INSTRUCTIONS FOR THE TASK: Look through the records below and copy each line that includes the word "Explosion".

DATA TO EXAMINE:
※ ※ ※
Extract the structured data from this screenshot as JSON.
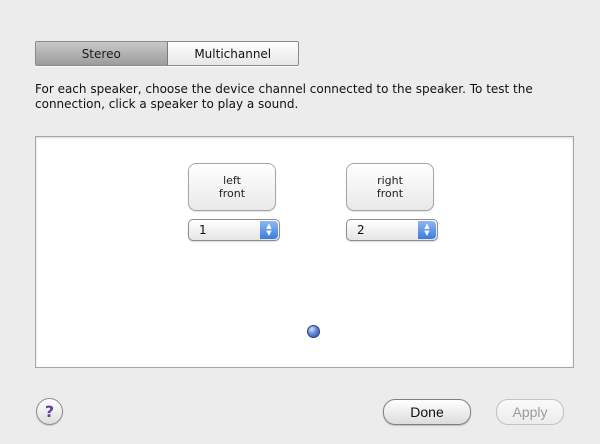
{
  "tabs": [
    {
      "label": "Stereo",
      "selected": true
    },
    {
      "label": "Multichannel",
      "selected": false
    }
  ],
  "instructions": "For each speaker, choose the device channel connected to the speaker. To test the connection, click a speaker to play a sound.",
  "speakers": [
    {
      "line1": "left",
      "line2": "front",
      "channel": "1"
    },
    {
      "line1": "right",
      "line2": "front",
      "channel": "2"
    }
  ],
  "listener_icon": "listener-dot-icon",
  "buttons": {
    "help": "?",
    "done": "Done",
    "apply": "Apply"
  },
  "colors": {
    "popup_arrows": "#3b7de2",
    "help_glyph": "#6b3fa0"
  }
}
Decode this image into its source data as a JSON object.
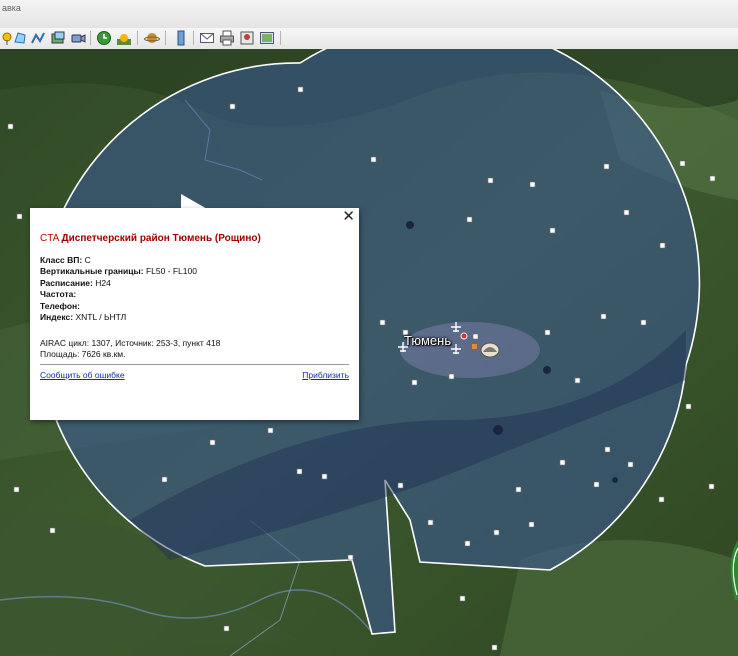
{
  "menubar": {
    "partial_text": "авка"
  },
  "toolbar": {
    "buttons": [
      {
        "icon": "add-placemark-icon"
      },
      {
        "icon": "add-polygon-icon"
      },
      {
        "icon": "add-path-icon"
      },
      {
        "icon": "add-overlay-icon"
      },
      {
        "icon": "record-tour-icon"
      },
      {
        "icon": "historical-imagery-icon"
      },
      {
        "icon": "sun-icon"
      },
      {
        "icon": "planets-icon"
      },
      {
        "icon": "ruler-icon"
      },
      {
        "icon": "email-icon"
      },
      {
        "icon": "print-icon"
      },
      {
        "icon": "save-image-icon"
      },
      {
        "icon": "view-maps-icon"
      }
    ]
  },
  "map": {
    "city_label": "Тюмень"
  },
  "popup": {
    "type_label": "CTA",
    "name": "Диспетчерский район Тюмень (Рощино)",
    "fields": [
      {
        "label": "Класс ВП:",
        "value": "C"
      },
      {
        "label": "Вертикальные границы:",
        "value": "FL50 - FL100"
      },
      {
        "label": "Расписание:",
        "value": "H24"
      },
      {
        "label": "Частота:",
        "value": ""
      },
      {
        "label": "Телефон:",
        "value": ""
      },
      {
        "label": "Индекс:",
        "value": "XNTL / ЬНТЛ"
      }
    ],
    "airac_line": "AIRAC цикл: 1307, Источник: 253-3, пункт 418",
    "area_line": "Площадь: 7626 кв.км.",
    "report_error_link": "Сообщить об ошибке",
    "zoom_link": "Приблизить",
    "close_symbol": "✕"
  },
  "colors": {
    "zone_fill": "#3a5a9a",
    "zone_border": "#ffffff",
    "title_red": "#c00000",
    "link_blue": "#0b2fa8"
  }
}
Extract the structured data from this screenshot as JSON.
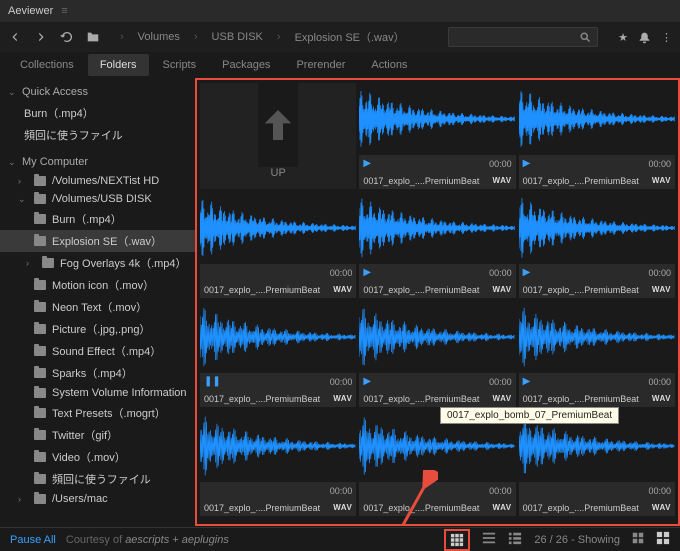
{
  "title": "Aeviewer",
  "breadcrumb": [
    "Volumes",
    "USB DISK",
    "Explosion SE（.wav）"
  ],
  "search_placeholder": "",
  "tabs": [
    "Collections",
    "Folders",
    "Scripts",
    "Packages",
    "Prerender",
    "Actions"
  ],
  "active_tab": "Folders",
  "sidebar": {
    "quick_access": "Quick Access",
    "quick_items": [
      "Burn（.mp4）",
      "頻回に使うファイル"
    ],
    "my_computer": "My Computer",
    "volumes": [
      {
        "name": "/Volumes/NEXTist HD",
        "expanded": false
      },
      {
        "name": "/Volumes/USB DISK",
        "expanded": true,
        "children": [
          {
            "name": "Burn（.mp4）"
          },
          {
            "name": "Explosion SE（.wav）",
            "active": true
          },
          {
            "name": "Fog Overlays 4k（.mp4）",
            "expandable": true
          },
          {
            "name": "Motion icon（.mov）"
          },
          {
            "name": "Neon Text（.mov）"
          },
          {
            "name": "Picture（.jpg,.png）"
          },
          {
            "name": "Sound Effect（.mp4）"
          },
          {
            "name": "Sparks（.mp4）"
          },
          {
            "name": "System Volume Information"
          },
          {
            "name": "Text Presets（.mogrt）"
          },
          {
            "name": "Twitter（gif）"
          },
          {
            "name": "Video（.mov）"
          },
          {
            "name": "頻回に使うファイル"
          }
        ]
      },
      {
        "name": "/Users/mac",
        "expanded": false
      }
    ]
  },
  "cells": [
    {
      "type": "up",
      "label": "UP"
    },
    {
      "name": "0017_explo_....PremiumBeat",
      "time": "00:00",
      "badge": "WAV",
      "play": "play"
    },
    {
      "name": "0017_explo_....PremiumBeat",
      "time": "00:00",
      "badge": "WAV",
      "play": "play"
    },
    {
      "name": "0017_explo_....PremiumBeat",
      "time": "00:00",
      "badge": "WAV"
    },
    {
      "name": "0017_explo_....PremiumBeat",
      "time": "00:00",
      "badge": "WAV",
      "play": "play"
    },
    {
      "name": "0017_explo_....PremiumBeat",
      "time": "00:00",
      "badge": "WAV",
      "play": "play"
    },
    {
      "name": "0017_explo_....PremiumBeat",
      "time": "00:00",
      "badge": "WAV",
      "play": "pause"
    },
    {
      "name": "0017_explo_....PremiumBeat",
      "time": "00:00",
      "badge": "WAV",
      "play": "play"
    },
    {
      "name": "0017_explo_....PremiumBeat",
      "time": "00:00",
      "badge": "WAV",
      "play": "play"
    },
    {
      "name": "0017_explo_....PremiumBeat",
      "time": "00:00",
      "badge": "WAV"
    },
    {
      "name": "0017_explo_....PremiumBeat",
      "time": "00:00",
      "badge": "WAV"
    },
    {
      "name": "0017_explo_....PremiumBeat",
      "time": "00:00",
      "badge": "WAV"
    }
  ],
  "tooltip": "0017_explo_bomb_07_PremiumBeat",
  "status": {
    "pause_all": "Pause All",
    "courtesy": "Courtesy of",
    "brand": "aescripts + aeplugins",
    "showing": "26 / 26 - Showing"
  }
}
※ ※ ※
TASK ANSWER:
    "Explosion SE（.wav）"
            "name": "Explosion SE（.wav）",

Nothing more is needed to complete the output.